I am always cruising around Etsy to pine over their goodies and now that Spring is on the horizon, I’ve got green on the brain! These were my favorite pieces for this Spring season (so far)!
An ‘Ohh’ for decor that is! I love how Etsy let’s you curate a treasury list – just throwing the word curate in there makes it sound so legit. Here is what I have been adding to my treasury list…
Click here to see more!
You might have seen in my sidebar a little tweet oogling Elly’s beautiful artwork, but I must admit, I am a little bit of a cyberstalker and saw her work on Etsy last year and fell madly in love! (I also might have purchased a few prints for Christmas presents!!)
“I make miniature worlds out of paper. I ink up a paper called Yupo paper, cut it into layers and set inside a miniature theater. I play with the lighting, and adjust the elements and then photograph the scenes. I often take 50 or more photos to get the one I am looking for.”
With an obvious careful hand, Elly combines illustration, cut paper and photography into such whimsical narrative pieces. I love how the photograph above really puts into perspective the detail Elly considers while transforming these still scenes into beautiful pieces of artwork.
Isn’t she just the best? Here are a few tid bits from her interview with Etsy when she was a Featured Seller.
Where does your inspiration come from? I found my inspiration through playing with Victorian inventions. I love tunnel books, magic lanterns, stereoscopes, paper theaters, and zoetropes — they are so magical. My daughter inspires the stories my images tell. In some ways I feel I’ve entered a second childhood and I’m able to see the world through her eyes. She sees the world in such a fantastical way. The other day she made little parcels for the spider that has taken up residence in our bathroom.
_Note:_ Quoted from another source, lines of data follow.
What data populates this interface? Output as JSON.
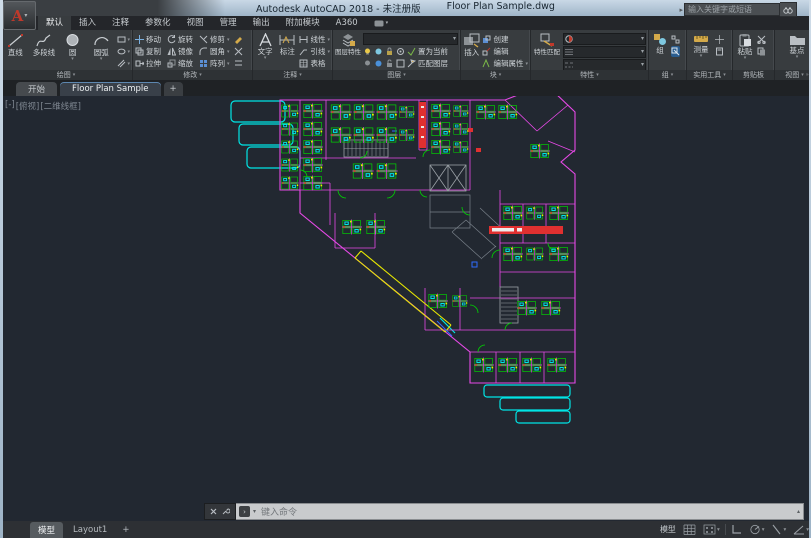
{
  "title_bar": {
    "app_title": "Autodesk AutoCAD 2018 - 未注册版",
    "doc_title": "Floor Plan Sample.dwg",
    "search_placeholder": "输入关键字或短语"
  },
  "quick_access_icons": [
    "new-file",
    "open-file",
    "save",
    "save-as",
    "plot",
    "undo",
    "redo",
    "customize-dropdown"
  ],
  "ribbon": {
    "tabs": [
      {
        "label": "默认",
        "active": true
      },
      {
        "label": "插入",
        "active": false
      },
      {
        "label": "注释",
        "active": false
      },
      {
        "label": "参数化",
        "active": false
      },
      {
        "label": "视图",
        "active": false
      },
      {
        "label": "管理",
        "active": false
      },
      {
        "label": "输出",
        "active": false
      },
      {
        "label": "附加模块",
        "active": false
      },
      {
        "label": "A360",
        "active": false
      }
    ],
    "panels": [
      {
        "name": "绘图",
        "tools": [
          "直线",
          "多段线",
          "圆",
          "圆弧"
        ]
      },
      {
        "name": "修改",
        "tools": [
          "移动",
          "旋转",
          "修剪",
          "复制",
          "镜像",
          "圆角",
          "拉伸",
          "缩放",
          "阵列"
        ]
      },
      {
        "name": "注释",
        "tools": [
          "文字",
          "标注",
          "线性",
          "引线",
          "表格"
        ]
      },
      {
        "name": "图层",
        "tools": [
          "图层特性",
          "置为当前",
          "匹配图层"
        ]
      },
      {
        "name": "块",
        "tools": [
          "插入",
          "创建",
          "编辑",
          "编辑属性"
        ]
      },
      {
        "name": "特性",
        "tools": [
          "特性匹配"
        ]
      },
      {
        "name": "组",
        "tools": [
          "组"
        ]
      },
      {
        "name": "实用工具",
        "tools": [
          "测量"
        ]
      },
      {
        "name": "剪贴板",
        "tools": [
          "粘贴"
        ]
      },
      {
        "name": "视图",
        "tools": [
          "基点"
        ]
      }
    ]
  },
  "file_tabs": {
    "start": "开始",
    "drawing": "Floor Plan Sample",
    "new_tab": "+"
  },
  "viewport": {
    "minus": "[-]",
    "view": "[俯视]",
    "visual_style": "[二维线框]"
  },
  "command_line": {
    "placeholder": "键入命令"
  },
  "layout_tabs": {
    "model": "模型",
    "layout1": "Layout1",
    "new_tab": "+"
  },
  "status_bar": {
    "model_label": "模型",
    "icons": [
      "grid-icon",
      "snap-icon",
      "ortho-icon",
      "polar-tracking-icon",
      "isodraft-icon",
      "osnap-icon"
    ]
  },
  "drawing": {
    "description": "Office building floor plan, L-shaped with diagonal atrium corridor, workstation clusters, stair cores and stepped glass canopies",
    "colors": {
      "wall": "#e649e6",
      "glass": "#00e5e5",
      "furniture": "#00d400",
      "accent": "#e8e800",
      "alert": "#e03030",
      "core": "#9aa0a6",
      "background": "#222831"
    }
  }
}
How would you describe your creative process? My creative process usually begins with an idea and title; the image. follows close behind. I have a big whiteboard in my studio and I play with themes — weather, creatures, botany, etc. I do really loose drawings there. I keep them up for a while to see what comes from them. I love experimenting as well…. I make a few cut elements from yupo paper and ink or play with the ones I “store” on the wall. Once I have enough layers I begin to install them in my theater. I use filters of coloured tissue to create a distant landscape or clouds and then I take many, many photos of the scene, changing little things here or there.
Elly is an artist to watch out for – it was so hard to even try and decide which images to post on here because everything is amazing! You would be a real fool not to check out her Etsy shop here!!
And thank you to Elly for bringing imaginative images into the world and allowing Munro Shea Designs to use your artwork for this post.
Rissa, the creator behind Etsy’s successful ‘The Coastal‘ Shop, has been on a roll! Recently gracing the homepage of Etsy and endless Etsy collections, Rissa took the time to answer some of MSD’s questions!
Where/What do you gather inspiration for your designs? And what is your inspiration for your color palette?
I’m mostly inspired by my architecture background. I’m a softy for geometries, and simple geometries definitely are my biggest inspiration.
Typically I spend anywhere from 10-30 mins to paint each coaster. Right now, since I just started out, I can devote that amount of time to each set, but when things pick up in the future, I’ll definitely have to rethink my process.
I use water-based non-toxic acrylic paint on all of the coasters. Some designs are done freehand, but the majority of them are painted with the help of stencils that I cut out of thin vinyl. Due to the intricacies of my designs, it’d be virtually impossible to paint freehand and still make them look clean!
I actually didn’t have to experiment much before I found the perfect materials. I knew that I needed to use ceramic bisque because I wanted a natural color and feel, so it was just a matter or narrowing down the ceramic by examining the quality and durability. For the paint, I chose acrylics because the ceramic is very porous before it’s sealed, and I needed to use a paint that wouldn’t bleed or cause a big mess. The only thing that took some time was finding the right sealant. I needed it to be waterproof, heatproof, and fade resistant, so it took some testing. My husband and I spent a lot of time trying to destroy some coasters, but I’m pretty confident that I have the perfect combination now though.